In supporting the stay of proceedings granted by the Supreme Court in the case of Federal Republic of Nigeria v. Dr. Bukola Saraki, Mike Ozekhome (SAN) has criticized the stance of Mr. Femi Falana (SAN) and Chief Gboyega Awomolo SAN on the subject matter. While admitting that stay of proceedings has been prohibited by the Administration of Criminal Justice Act, 2015, Chief Ozekhome says that it is only applicable to trials courts. In his view, the appellate courts can continue to stop or suspend criminal cases in trial courts by indiscriminately granting a stay of proceedings. We consider his outing is an unfortunate intervention in the ongoing debate on the correct interpretation of the section which has prohibited the reckless suspension of the criminal cases involving privileged people in the country.

Chief Ozekhome has carefully ignored the effect of Section 396 of the Act to the effect that ruling on all preliminary objections filed by accused persons shall be delivered together with the judgment in the substantive case. Is Chief Ozekhome saying that the section has not effectively banned the filing of interlocutory appeals? If interlocutory appeals cannot be filed pending the conclusion of criminal trials, on what basis then is Chief Ozekhome saying that the Court of Appeal and the Supreme Court are empowered to grant a stay of proceedings? 

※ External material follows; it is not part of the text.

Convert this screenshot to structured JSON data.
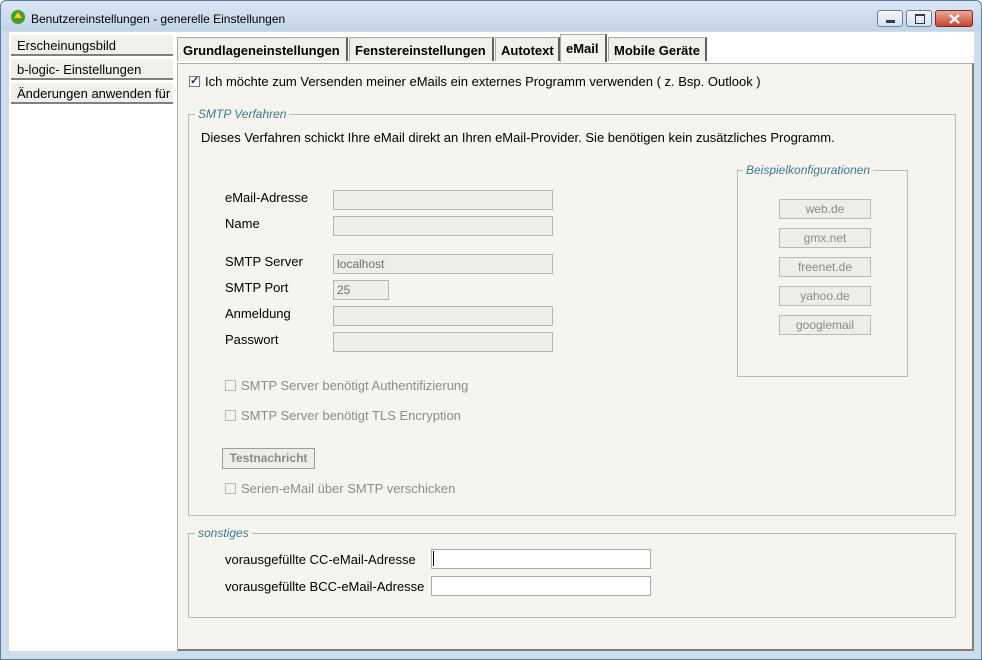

Assuming without conceding that Chief Ozekhome is right, can a party be allowed to file a stay of proceedings in the appellate court when it cannot be filed in the trial court? Was he allowed to file a similar application in the case of FRN v. Lawan Farouk in which he is representing the Defendant? Surely, we do not buy that argument because that has not been his practice including a similar recent application he made in the case of FRN V Farouk Lawan where he exhibited the certified copy of the ruling of the lower court in his application before the court of appeal 

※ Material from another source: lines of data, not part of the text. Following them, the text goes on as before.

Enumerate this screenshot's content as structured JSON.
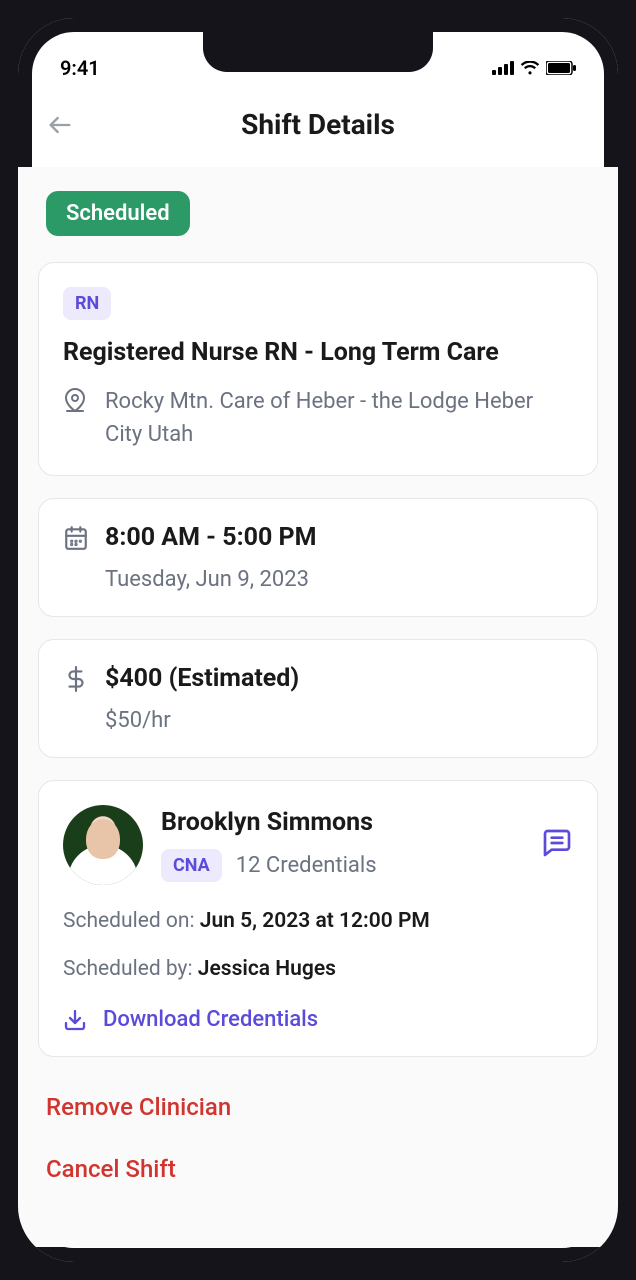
{
  "statusbar": {
    "time": "9:41"
  },
  "nav": {
    "title": "Shift Details"
  },
  "status_chip": "Scheduled",
  "job": {
    "role_pill": "RN",
    "title": "Registered Nurse RN - Long Term Care",
    "location": "Rocky Mtn. Care of Heber - the Lodge Heber City Utah"
  },
  "time": {
    "range": "8:00 AM -  5:00 PM",
    "date": "Tuesday, Jun 9, 2023"
  },
  "pay": {
    "total": "$400 (Estimated)",
    "rate": "$50/hr"
  },
  "clinician": {
    "name": "Brooklyn Simmons",
    "role_pill": "CNA",
    "credentials": "12 Credentials",
    "scheduled_on_label": "Scheduled on: ",
    "scheduled_on_value": "Jun 5, 2023 at 12:00 PM",
    "scheduled_by_label": "Scheduled by: ",
    "scheduled_by_value": "Jessica Huges",
    "download_label": "Download Credentials"
  },
  "actions": {
    "remove": "Remove Clinician",
    "cancel": "Cancel Shift"
  }
}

Chief Ozekhome says that “where the provisions of any law are in consistent with the provisions of the Constitution, such law will be void to the extent of such inconsistency. Certainly, this is a trite constitutional provision yet; he has failed to point out what section of the Administration of Criminal Justice Act that contravenes any provision of the Constitution. Is Chief Ozekhome not aware that stay of proceedings is not provided for by the Constitution but by the rules of courts which are inferior to the Constitution and all Act of the National Assembly? Indeed, every law student is aware that a motion for stay of proceedings can only be filed in the Court of Appeal after it has been dismissed by a trial court. It is the trite law that motion for stay of proceedings in the Court of Appeal is not ripe for hearing without exhibiting the ruling of the trial court. Since the filing of stay of proceedings has been prohibited in the trial court, it cannot be disputed that neither the Court of Appeal nor the Supreme Court can entertain same as a court of the first instance. We, therefore, urge the Supreme Court to discountenance the highly misconceived and irrelevant submissions of Chief Ozekhome as he has not succeeded in controverting the points of law well argued by Mr. Falana.

The civil society community particularly the CDHR is deeply interested in the dimension of this legal event and shall take a decisive step in favor of the masses of this country depending on where the pendulum of this contestation falls. 

Malachy Ugwummadu Esq.
National President CDHR